Windows on the Floating World: Tropical Wetland Garden is scheduled for groundbreaking at 11 a.m. tomorrow Friday) at Mounts Botanical Garden, 531 North Military Trail in West Palm Beach.
The new garden will feature a series of see-through walkways and permanent and changing aquatic plant displays that will allow visitors to feel and connect to the tropical wetlands around them.
“The immersive installation of Windows on the Floating World will reveal a full spectrum of the Tropical Wetland Garden at Mounts,” says Ron Rice, Director, Palm Beach County Cooperative Extension. “Boardwalks, benches and displays constructed over and around the wetlands will allow visitors to relax, reflect, and learn about ecology and our critical need to conserve and protect fresh water.”
Expected to open in Spring 2017 and designed by artists Mags Harries and Lajos Héder, in collaboration with Wantman Group’s landscape designers, Windows on the Floating World will feature transparent, open-gridded, 4-foot wide walkways on the surface of the wetlands to give visitors the feeling of walking on water. Within these walks are four “windows” that will be planted with aquatics and changed out with rotating and seasonal botanical exhibits growing from submerged containers. Additional highlights will include waterfalls flowing over natural stone, an area for wading birds, and a wall covered with Bromeliads, offering some of the best foliage colors in the plant kingdom.

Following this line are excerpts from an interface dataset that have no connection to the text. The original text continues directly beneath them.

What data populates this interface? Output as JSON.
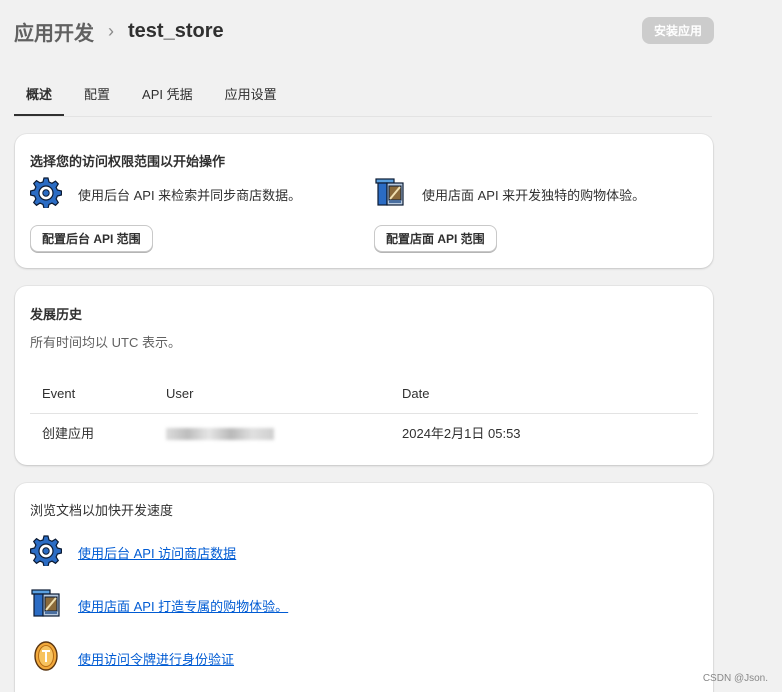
{
  "header": {
    "parent": "应用开发",
    "separator": "›",
    "current": "test_store",
    "install_label": "安装应用"
  },
  "tabs": [
    {
      "label": "概述",
      "active": true
    },
    {
      "label": "配置",
      "active": false
    },
    {
      "label": "API 凭据",
      "active": false
    },
    {
      "label": "应用设置",
      "active": false
    }
  ],
  "scopes": {
    "title": "选择您的访问权限范围以开始操作",
    "admin": {
      "icon": "gear-icon",
      "desc": "使用后台 API 来检索并同步商店数据。",
      "button": "配置后台 API 范围"
    },
    "storefront": {
      "icon": "storefront-icon",
      "desc": "使用店面 API 来开发独特的购物体验。",
      "button": "配置店面 API 范围"
    }
  },
  "history": {
    "title": "发展历史",
    "subtitle": "所有时间均以 UTC 表示。",
    "columns": [
      "Event",
      "User",
      "Date"
    ],
    "rows": [
      {
        "event": "创建应用",
        "user": "",
        "date": "2024年2月1日 05:53"
      }
    ]
  },
  "docs": {
    "title": "浏览文档以加快开发速度",
    "links": [
      {
        "icon": "gear-icon",
        "label": "使用后台 API 访问商店数据"
      },
      {
        "icon": "storefront-icon",
        "label": "使用店面 API 打造专属的购物体验。"
      },
      {
        "icon": "token-icon",
        "label": "使用访问令牌进行身份验证"
      }
    ]
  },
  "watermark": "CSDN @Json.",
  "colors": {
    "link": "#005bd3",
    "disabled_button": "#cccccc",
    "background": "#f1f1f1"
  }
}
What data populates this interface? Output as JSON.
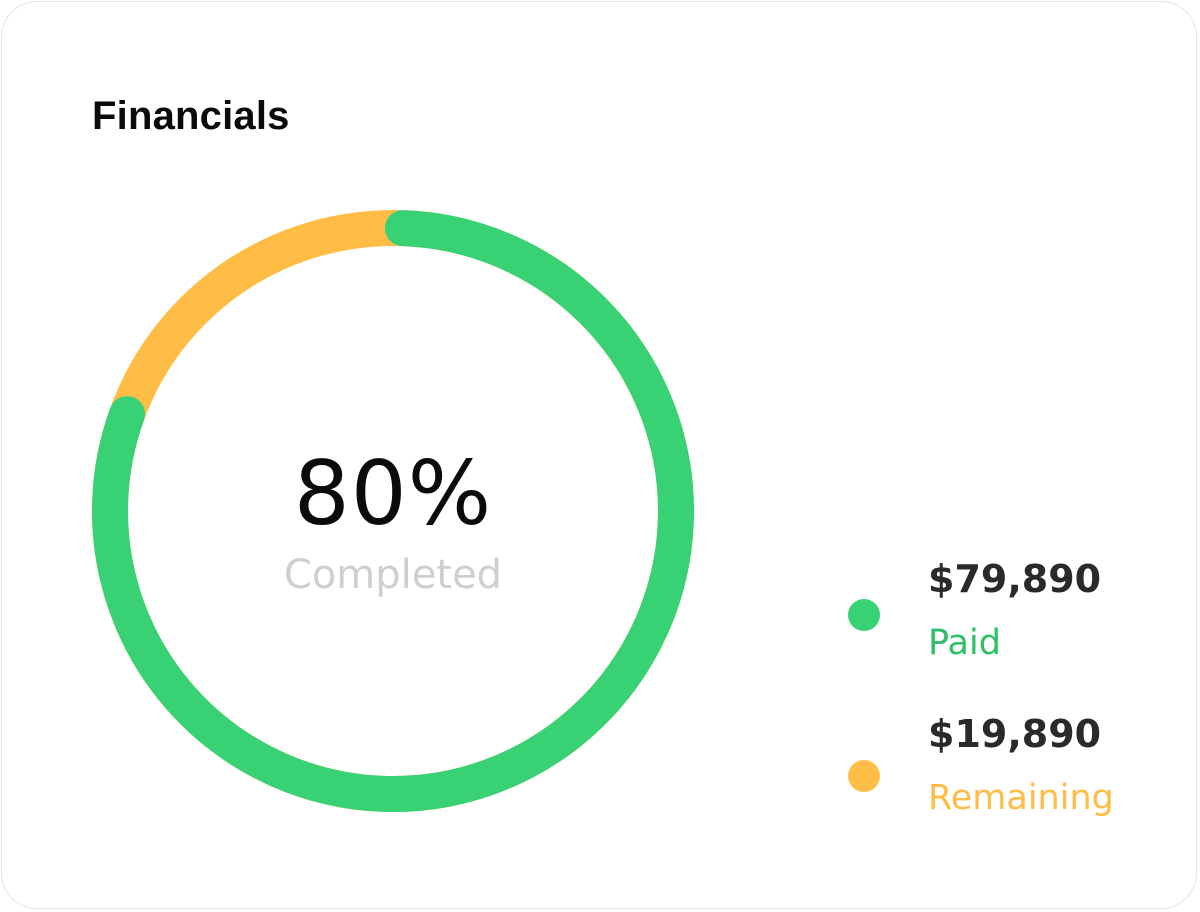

“Most importantly, our Windows on the Floating World Tropical Wetland Garden will be a place for demonstration and education,” says Rochelle Wolberg, Interim Operations Manager and Director of Programs at Mounts. “For school children and their teachers, it will be an exceptional model to educate on water quality and usage, and the role each one of us can play in water conservation.”
The internet caught fire today with the story of Bobby, the Christmas sweater dog. He was a ‘code red’ animal at Miami Dade Animal Shelter, a designation that meant he was considered to be unadoptable and to be put down.
The original story, which melted hearts, said that he, “still wears the green Christmas sweater volunteers at the shelter dressed him up in, with hopes he would attract the attention of a family looking to adopt a very sweet dog.” Bobby’s owners dropped him off at the shelter on December 16, just before Christmas.
Thankfully there’s a happy conclusion to the story, due to the amount of press that it received, Bobby was quickly adopted.
This weekend, you’ll have the opportunity to find your own Bobby. West Palm Beach is hosting Paws in the Park from 11:00 a.m. to 5:00 p.m. on Sunday, February 14 at Waterfront Park, 101 N. Clematis Street.